─── Information shown ───

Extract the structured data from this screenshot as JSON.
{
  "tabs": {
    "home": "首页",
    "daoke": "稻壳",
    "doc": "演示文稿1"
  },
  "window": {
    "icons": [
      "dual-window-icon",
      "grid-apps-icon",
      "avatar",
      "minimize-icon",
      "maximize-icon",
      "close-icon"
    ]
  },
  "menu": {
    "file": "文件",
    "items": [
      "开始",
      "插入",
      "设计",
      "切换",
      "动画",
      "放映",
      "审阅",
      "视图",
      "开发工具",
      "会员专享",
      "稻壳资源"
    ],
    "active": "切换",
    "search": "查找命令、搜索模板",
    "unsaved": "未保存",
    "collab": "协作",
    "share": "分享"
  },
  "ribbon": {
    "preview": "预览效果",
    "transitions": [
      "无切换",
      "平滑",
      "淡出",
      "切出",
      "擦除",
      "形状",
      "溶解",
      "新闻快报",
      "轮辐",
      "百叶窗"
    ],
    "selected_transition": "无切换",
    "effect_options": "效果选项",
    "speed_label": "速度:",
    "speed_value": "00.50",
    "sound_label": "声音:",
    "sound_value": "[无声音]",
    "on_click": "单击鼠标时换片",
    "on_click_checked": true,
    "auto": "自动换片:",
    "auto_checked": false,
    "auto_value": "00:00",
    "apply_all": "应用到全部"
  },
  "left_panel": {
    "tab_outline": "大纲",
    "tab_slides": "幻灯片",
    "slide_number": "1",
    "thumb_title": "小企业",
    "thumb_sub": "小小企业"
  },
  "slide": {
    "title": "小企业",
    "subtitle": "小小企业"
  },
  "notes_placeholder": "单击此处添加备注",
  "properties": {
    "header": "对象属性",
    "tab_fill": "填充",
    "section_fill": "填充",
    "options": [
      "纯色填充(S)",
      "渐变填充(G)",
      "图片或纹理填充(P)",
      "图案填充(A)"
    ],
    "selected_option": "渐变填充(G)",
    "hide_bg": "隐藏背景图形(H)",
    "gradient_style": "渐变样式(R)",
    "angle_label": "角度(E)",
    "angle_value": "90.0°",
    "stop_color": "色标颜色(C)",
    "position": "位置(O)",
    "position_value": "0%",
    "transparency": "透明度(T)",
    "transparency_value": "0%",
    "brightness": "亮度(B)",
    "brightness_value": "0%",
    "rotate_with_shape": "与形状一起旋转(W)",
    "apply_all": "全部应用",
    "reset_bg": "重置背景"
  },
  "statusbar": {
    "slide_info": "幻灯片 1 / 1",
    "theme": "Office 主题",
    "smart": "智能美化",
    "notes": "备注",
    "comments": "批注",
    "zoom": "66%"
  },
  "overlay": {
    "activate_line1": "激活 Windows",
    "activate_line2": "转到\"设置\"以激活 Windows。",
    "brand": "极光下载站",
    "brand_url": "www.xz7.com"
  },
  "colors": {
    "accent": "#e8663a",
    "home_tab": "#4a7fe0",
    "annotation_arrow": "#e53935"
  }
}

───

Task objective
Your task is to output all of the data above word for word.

Reply to the exercise
Extract the structured data from this screenshot as JSON.
{
  "tabs": {
    "home": "首页",
    "daoke": "稻壳",
    "doc": "演示文稿1"
  },
  "window": {
    "icons": [
      "dual-window-icon",
      "grid-apps-icon",
      "avatar",
      "minimize-icon",
      "maximize-icon",
      "close-icon"
    ]
  },
  "menu": {
    "file": "文件",
    "items": [
      "开始",
      "插入",
      "设计",
      "切换",
      "动画",
      "放映",
      "审阅",
      "视图",
      "开发工具",
      "会员专享",
      "稻壳资源"
    ],
    "active": "切换",
    "search": "查找命令、搜索模板",
    "unsaved": "未保存",
    "collab": "协作",
    "share": "分享"
  },
  "ribbon": {
    "preview": "预览效果",
    "transitions": [
      "无切换",
      "平滑",
      "淡出",
      "切出",
      "擦除",
      "形状",
      "溶解",
      "新闻快报",
      "轮辐",
      "百叶窗"
    ],
    "selected_transition": "无切换",
    "effect_options": "效果选项",
    "speed_label": "速度:",
    "speed_value": "00.50",
    "sound_label": "声音:",
    "sound_value": "[无声音]",
    "on_click": "单击鼠标时换片",
    "on_click_checked": true,
    "auto": "自动换片:",
    "auto_checked": false,
    "auto_value": "00:00",
    "apply_all": "应用到全部"
  },
  "left_panel": {
    "tab_outline": "大纲",
    "tab_slides": "幻灯片",
    "slide_number": "1",
    "thumb_title": "小企业",
    "thumb_sub": "小小企业"
  },
  "slide": {
    "title": "小企业",
    "subtitle": "小小企业"
  },
  "notes_placeholder": "单击此处添加备注",
  "properties": {
    "header": "对象属性",
    "tab_fill": "填充",
    "section_fill": "填充",
    "options": [
      "纯色填充(S)",
      "渐变填充(G)",
      "图片或纹理填充(P)",
      "图案填充(A)"
    ],
    "selected_option": "渐变填充(G)",
    "hide_bg": "隐藏背景图形(H)",
    "gradient_style": "渐变样式(R)",
    "angle_label": "角度(E)",
    "angle_value": "90.0°",
    "stop_color": "色标颜色(C)",
    "position": "位置(O)",
    "position_value": "0%",
    "transparency": "透明度(T)",
    "transparency_value": "0%",
    "brightness": "亮度(B)",
    "brightness_value": "0%",
    "rotate_with_shape": "与形状一起旋转(W)",
    "apply_all": "全部应用",
    "reset_bg": "重置背景"
  },
  "statusbar": {
    "slide_info": "幻灯片 1 / 1",
    "theme": "Office 主题",
    "smart": "智能美化",
    "notes": "备注",
    "comments": "批注",
    "zoom": "66%"
  },
  "overlay": {
    "activate_line1": "激活 Windows",
    "activate_line2": "转到\"设置\"以激活 Windows。",
    "brand": "极光下载站",
    "brand_url": "www.xz7.com"
  },
  "colors": {
    "accent": "#e8663a",
    "home_tab": "#4a7fe0",
    "annotation_arrow": "#e53935"
  }
}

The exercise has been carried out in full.